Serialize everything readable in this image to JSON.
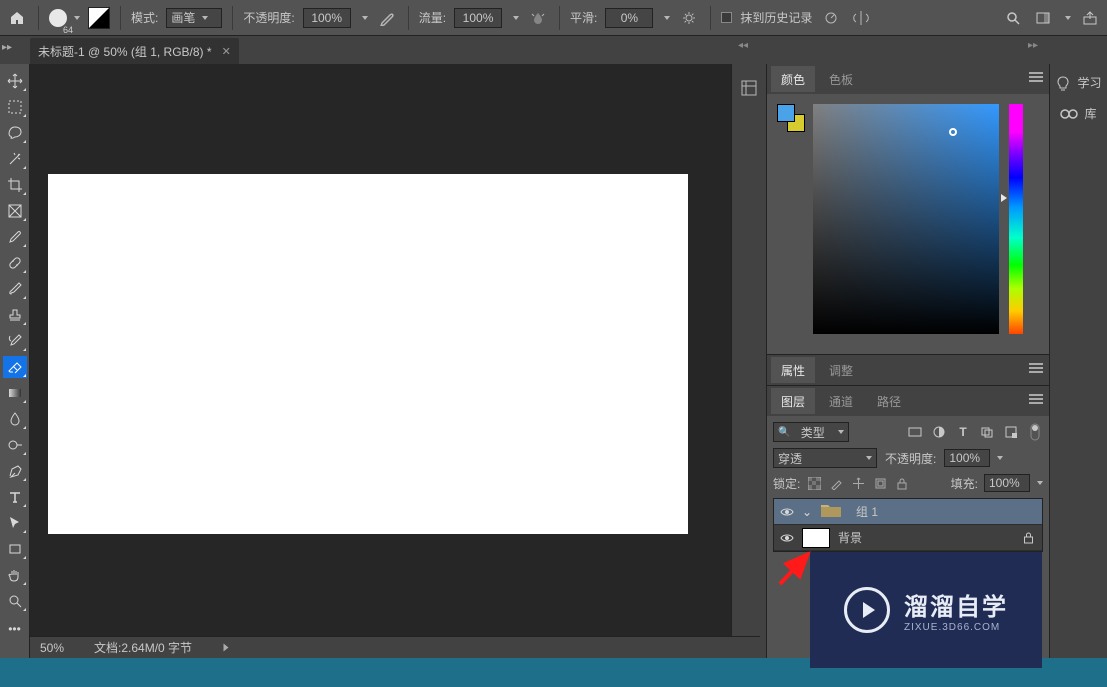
{
  "optbar": {
    "brush_size": "64",
    "mode_label": "模式:",
    "mode_value": "画笔",
    "opacity_label": "不透明度:",
    "opacity_value": "100%",
    "flow_label": "流量:",
    "flow_value": "100%",
    "smoothing_label": "平滑:",
    "smoothing_value": "0%",
    "history_checkbox_label": "抹到历史记录"
  },
  "doc_tab": {
    "title": "未标题-1 @ 50% (组 1, RGB/8) *"
  },
  "panels": {
    "color_tab": "颜色",
    "swatches_tab": "色板",
    "attributes_tab": "属性",
    "adjust_tab": "调整",
    "layers_tab": "图层",
    "channels_tab": "通道",
    "paths_tab": "路径"
  },
  "layer_panel": {
    "filter_label": "类型",
    "blend_value": "穿透",
    "opacity_label": "不透明度:",
    "opacity_value": "100%",
    "lock_label": "锁定:",
    "fill_label": "填充:",
    "fill_value": "100%",
    "layers": [
      {
        "name": "组 1",
        "is_group": true,
        "selected": true
      },
      {
        "name": "背景",
        "is_group": false,
        "locked": true
      }
    ]
  },
  "right_dock": {
    "learn_label": "学习",
    "library_label": "库"
  },
  "status": {
    "zoom": "50%",
    "doc_info": "文档:2.64M/0 字节"
  },
  "watermark": {
    "big": "溜溜自学",
    "small": "ZIXUE.3D66.COM"
  },
  "colors": {
    "foreground": "#4aa3e8",
    "background": "#d6cb2f"
  }
}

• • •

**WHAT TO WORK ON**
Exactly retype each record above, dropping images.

**YOUR RESPONSE**
Serialize everything readable in this image to JSON.
{
  "optbar": {
    "brush_size": "64",
    "mode_label": "模式:",
    "mode_value": "画笔",
    "opacity_label": "不透明度:",
    "opacity_value": "100%",
    "flow_label": "流量:",
    "flow_value": "100%",
    "smoothing_label": "平滑:",
    "smoothing_value": "0%",
    "history_checkbox_label": "抹到历史记录"
  },
  "doc_tab": {
    "title": "未标题-1 @ 50% (组 1, RGB/8) *"
  },
  "panels": {
    "color_tab": "颜色",
    "swatches_tab": "色板",
    "attributes_tab": "属性",
    "adjust_tab": "调整",
    "layers_tab": "图层",
    "channels_tab": "通道",
    "paths_tab": "路径"
  },
  "layer_panel": {
    "filter_label": "类型",
    "blend_value": "穿透",
    "opacity_label": "不透明度:",
    "opacity_value": "100%",
    "lock_label": "锁定:",
    "fill_label": "填充:",
    "fill_value": "100%",
    "layers": [
      {
        "name": "组 1",
        "is_group": true,
        "selected": true
      },
      {
        "name": "背景",
        "is_group": false,
        "locked": true
      }
    ]
  },
  "right_dock": {
    "learn_label": "学习",
    "library_label": "库"
  },
  "status": {
    "zoom": "50%",
    "doc_info": "文档:2.64M/0 字节"
  },
  "watermark": {
    "big": "溜溜自学",
    "small": "ZIXUE.3D66.COM"
  },
  "colors": {
    "foreground": "#4aa3e8",
    "background": "#d6cb2f"
  }
}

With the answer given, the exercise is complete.